Attendees will learn the basics of fly fishing, including selection and use of fly rods, reels, lines and tippet; fly casting and presentation; hooks and knots; essential and useful equipment and attire; what fish eat; types and use of flies for fresh and salt water; fly selection; basics of reading the water; catching and (often) releasing fish; safety and etiquette. Participants will need access to a fly rod with reel and fly line for classroom hands-on instruction. Suggested texts are Fly Fishing Made Easy by Michael Rutter and Dave Card or Fly Fishing for Dummies by Peter Kaminsky.
Class size: 5-20

A Mind-Body Experience/Meditation for Anyone
Dr. John W. Simmons
Thursday, 3-4:30 p.m.
Mungo Room #2

Learn how to slow down and find some calm in the fast-paced world in which we live. Participants will learn the benefits of meditation as well as techniques.
Class size: 6-12

Tabletop Warfare in American History – Part I
Ben Lineberry
Thursday, 3-5 p.m.
Mungo Room #2

Use tabletop simulation war games to visualize and gain a better understanding of military campaign planning, execution and outcomes. Each exercise will be prefaced with lecture, video clips or guest speaker insights.
Class size: 15-20

Intuitive Art: A Wet Paint Workshop
Kris Neely
Friday, 1:30-3:30 p.m.
Cumming Street School

This course is designed to encourage beginning and more experienced artists to explore different art materials and techniques with the goal of creating work for a public art show. A list of supplies will be available upon registration.
Class size: 5-15


Revolutionary War Roundtable
Friday, Jan. 15, 6:30-8 p.m.
Montgomery Room, Burwell Building

Mark Schneider
A visit with the Marquis de Lafayette: a first-person performance

Telling Your Story with Photography
Friday, Feb. 5, 9 a.m.-1 p.m.
Mungo Room #2

Mike Wojcik and Dick Carr

Dunlap Chamber Music Series Concert
Thursday, Feb. 11, 7 p.m.
Cho-Liang Lin, violin, and Jon Kimura Parker, piano
Leonard Auditorium, Main Building

An all-Viennese program, the internationally acclaimed duo will perform Mozart Sonata No. 5 in G Major, K. 379; Brahms Sonata No. 2 in A Major, Op. 100; and Beethoven Sonata in C minor, Op. 30 #2.

Dunlap Chamber Music Series Concert
Thursday, March 10, 7 p.m.
William Preucil, violinist and concertmaster of the Cleveland Orchestra; Alexandra Preucil, violinist and associate concertmaster of the Cleveland Orchestra; William Ransom, pianist and artistic director of the Highlands-Cashiers Festival; Eun-Sun Lee, viola and professor at Wofford College; Charae Krueger, cellist
Leonard Auditorium, Main Building

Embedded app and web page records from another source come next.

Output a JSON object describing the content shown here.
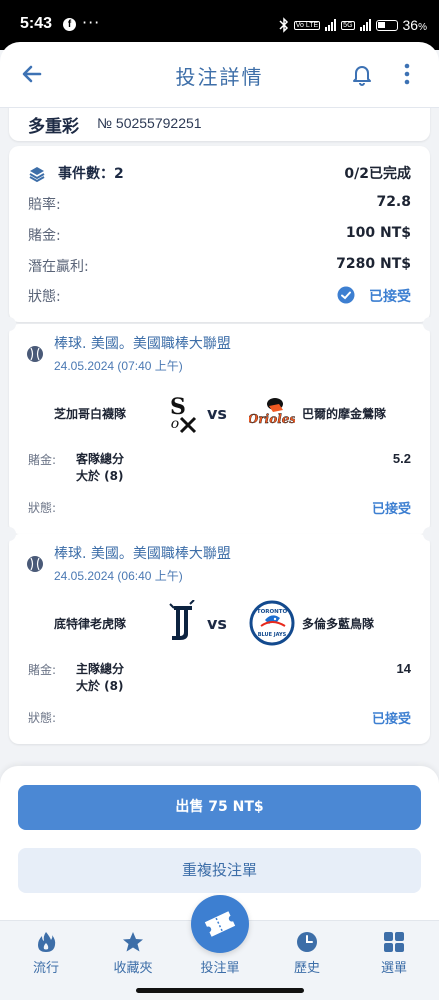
{
  "statusbar": {
    "time": "5:43",
    "app_icon": "f",
    "dots": "···",
    "battery_text": "36",
    "icons": [
      "bluetooth-icon",
      "wifi-icon",
      "signal-icon",
      "5g-signal-icon",
      "battery-icon"
    ],
    "tags": [
      "Vo LTE",
      "5G"
    ]
  },
  "appbar": {
    "title": "投注詳情",
    "icons": [
      "back-arrow-icon",
      "bell-icon",
      "more-vertical-icon"
    ]
  },
  "ticket": {
    "type": "多重彩",
    "number": "№ 50255792251"
  },
  "summary": {
    "events_label": "事件數：",
    "events_count": "2",
    "progress": "0/2已完成",
    "rows": [
      {
        "label": "賠率:",
        "value": "72.8"
      },
      {
        "label": "賭金:",
        "value": "100 NT$"
      },
      {
        "label": "潛在贏利:",
        "value": "7280 NT$"
      }
    ],
    "status_label": "狀態:",
    "status_value": "已接受"
  },
  "events": [
    {
      "league": "棒球. 美國。美國職棒大聯盟",
      "datetime": "24.05.2024 (07:40 上午)",
      "home": "芝加哥白襪隊",
      "vs": "vs",
      "away": "巴爾的摩金鶯隊",
      "stake_label": "賭金:",
      "selection_line1": "客隊總分",
      "selection_line2": "大於 (8)",
      "odds": "5.2",
      "status_label": "狀態:",
      "status_value": "已接受",
      "home_logo": "white-sox-logo",
      "away_logo": "orioles-logo"
    },
    {
      "league": "棒球. 美國。美國職棒大聯盟",
      "datetime": "24.05.2024 (06:40 上午)",
      "home": "底特律老虎隊",
      "vs": "vs",
      "away": "多倫多藍鳥隊",
      "stake_label": "賭金:",
      "selection_line1": "主隊總分",
      "selection_line2": "大於 (8)",
      "odds": "14",
      "status_label": "狀態:",
      "status_value": "已接受",
      "home_logo": "tigers-logo",
      "away_logo": "blue-jays-logo",
      "away_logo_text": "TORONTO",
      "away_logo_text2": "BLUE JAYS"
    }
  ],
  "actions": {
    "sell": "出售 75 NT$",
    "repeat": "重複投注單"
  },
  "tabs": [
    {
      "label": "流行",
      "icon": "flame-icon"
    },
    {
      "label": "收藏夾",
      "icon": "star-icon"
    },
    {
      "label": "投注單",
      "icon": "ticket-icon"
    },
    {
      "label": "歷史",
      "icon": "clock-icon"
    },
    {
      "label": "選單",
      "icon": "grid-menu-icon"
    }
  ],
  "colors": {
    "accent": "#3d7fd1",
    "title": "#3d6ea8",
    "background": "#f1f3f6"
  }
}
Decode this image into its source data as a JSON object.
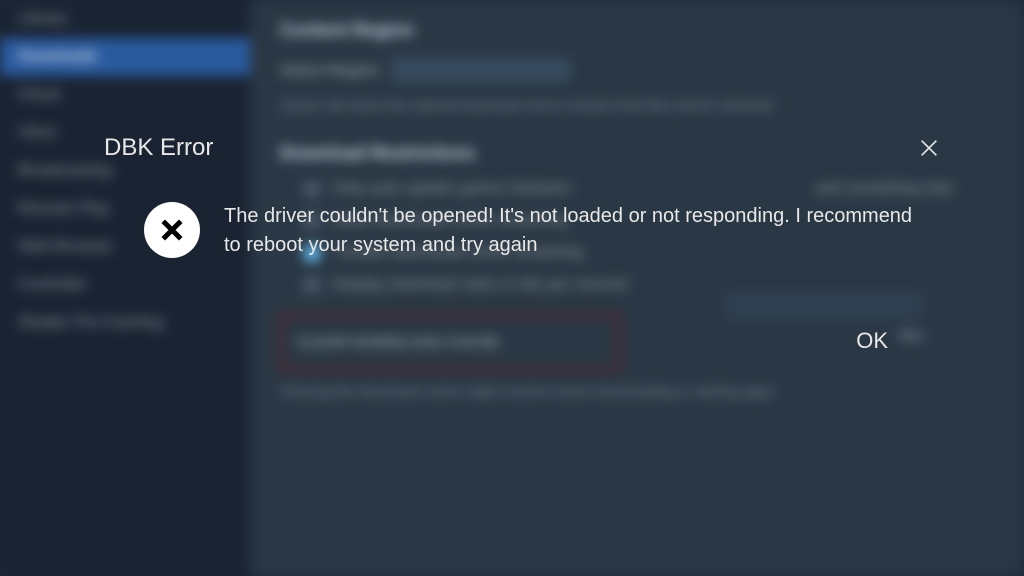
{
  "dialog": {
    "title": "DBK Error",
    "message": "The driver couldn't be opened! It's not loaded or not responding. I recommend to reboot your system and try again",
    "ok_label": "OK"
  },
  "background": {
    "sidebar_items": [
      {
        "label": "Library",
        "active": false
      },
      {
        "label": "Downloads",
        "active": true
      },
      {
        "label": "Cloud",
        "active": false
      },
      {
        "label": "Voice",
        "active": false
      },
      {
        "label": "Broadcasting",
        "active": false
      },
      {
        "label": "Remote Play",
        "active": false
      },
      {
        "label": "Web Browser",
        "active": false
      },
      {
        "label": "Controller",
        "active": false
      },
      {
        "label": "Shader Pre-Caching",
        "active": false
      }
    ],
    "heading1": "Content Region",
    "label1": "Select Region",
    "desc1": "Steam will select the optimal download server location that files will be retrieved",
    "heading2": "Download Restrictions",
    "check1_label": "Only auto-update games between",
    "check2_label": "and something else",
    "check2b_label": "Allow downloads while streaming",
    "check3_label": "Throttle downloads while streaming",
    "check4_label": "Display download rates in bits per second",
    "button_row_label": "CLEAR DOWNLOAD CACHE",
    "bottom_desc": "Clearing the download cache might resolve issues downloading or starting apps",
    "right_label": "kB/s"
  }
}
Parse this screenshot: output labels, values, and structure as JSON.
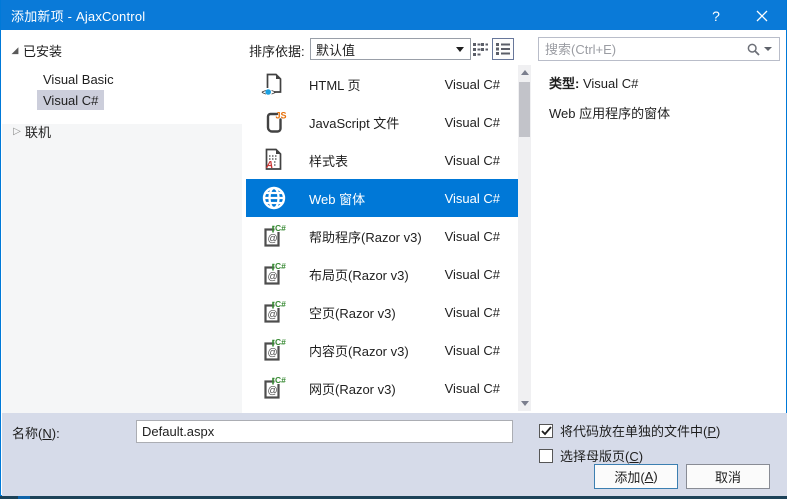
{
  "window": {
    "title": "添加新项 - AjaxControl",
    "help_glyph": "?"
  },
  "sidebar": {
    "installed_label": "已安装",
    "expanded_glyph": "◢",
    "collapsed_glyph": "▷",
    "items": [
      {
        "label": "Visual Basic",
        "selected": false
      },
      {
        "label": "Visual C#",
        "selected": true
      }
    ],
    "online_label": "联机"
  },
  "toolbar": {
    "sort_label": "排序依据:",
    "sort_value": "默认值",
    "view_icons": [
      "small-icons-view",
      "list-view-selected"
    ]
  },
  "search": {
    "placeholder": "搜索(Ctrl+E)"
  },
  "list": {
    "items": [
      {
        "icon": "html",
        "name": "HTML 页",
        "lang": "Visual C#",
        "selected": false
      },
      {
        "icon": "js",
        "name": "JavaScript 文件",
        "lang": "Visual C#",
        "selected": false
      },
      {
        "icon": "css",
        "name": "样式表",
        "lang": "Visual C#",
        "selected": false
      },
      {
        "icon": "webform",
        "name": "Web 窗体",
        "lang": "Visual C#",
        "selected": true
      },
      {
        "icon": "razor",
        "name": "帮助程序(Razor v3)",
        "lang": "Visual C#",
        "selected": false
      },
      {
        "icon": "razor",
        "name": "布局页(Razor v3)",
        "lang": "Visual C#",
        "selected": false
      },
      {
        "icon": "razor",
        "name": "空页(Razor v3)",
        "lang": "Visual C#",
        "selected": false
      },
      {
        "icon": "razor",
        "name": "内容页(Razor v3)",
        "lang": "Visual C#",
        "selected": false
      },
      {
        "icon": "razor",
        "name": "网页(Razor v3)",
        "lang": "Visual C#",
        "selected": false
      }
    ]
  },
  "details": {
    "type_label": "类型:",
    "type_value": "Visual C#",
    "description": "Web 应用程序的窗体"
  },
  "footer": {
    "name_label_pre": "名称(",
    "name_label_key": "N",
    "name_label_post": "):",
    "name_value": "Default.aspx",
    "checkbox_code_pre": "将代码放在单独的文件中(",
    "checkbox_code_key": "P",
    "checkbox_code_post": ")",
    "checkbox_code_checked": true,
    "checkbox_master_pre": "选择母版页(",
    "checkbox_master_key": "C",
    "checkbox_master_post": ")",
    "checkbox_master_checked": false,
    "add_pre": "添加(",
    "add_key": "A",
    "add_post": ")",
    "cancel_label": "取消"
  },
  "colors": {
    "titlebar_blue": "#0a7ad8",
    "selection_blue": "#0078d7",
    "footer_bg": "#d6dbe9",
    "sidebar_selection": "#cccedb"
  }
}
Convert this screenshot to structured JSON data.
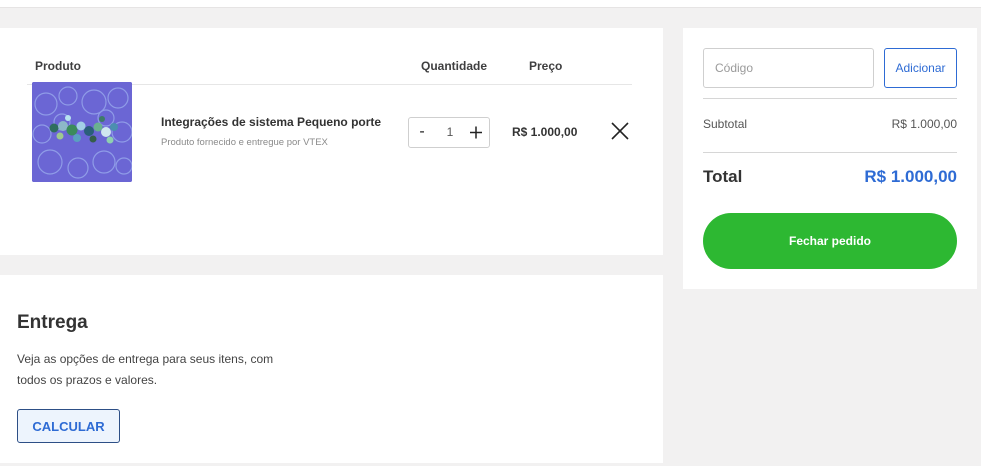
{
  "cart": {
    "headers": {
      "product": "Produto",
      "quantity": "Quantidade",
      "price": "Preço"
    },
    "item": {
      "name": "Integrações de sistema Pequeno porte",
      "seller": "Produto fornecido e entregue por VTEX",
      "quantity": "1",
      "minus": "-",
      "price": "R$ 1.000,00",
      "image_icon": "product-image",
      "remove_icon": "close-icon"
    }
  },
  "delivery": {
    "title": "Entrega",
    "description": "Veja as opções de entrega para seus itens, com todos os prazos e valores.",
    "button": "CALCULAR"
  },
  "summary": {
    "coupon_placeholder": "Código",
    "coupon_button": "Adicionar",
    "subtotal_label": "Subtotal",
    "subtotal_value": "R$ 1.000,00",
    "total_label": "Total",
    "total_value": "R$ 1.000,00",
    "checkout_button": "Fechar pedido"
  },
  "colors": {
    "accent_blue": "#2e6bd4",
    "checkout_green": "#2db832",
    "background": "#f2f1f1"
  }
}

The performance will include Bach Trio Sonata in C Major for Two Violins, Cello and Keyboard; Beethoven Piano Trio in C minor, Op. 1 #3; and Dohnanyi Piano Quintet in C minor, Op. 1.

Revolutionary War Roundtable
Monday, April 18, 6-8 p.m.
Montgomery Room, Burwell Building

A Demand for Blood – Cameron Nadia Dean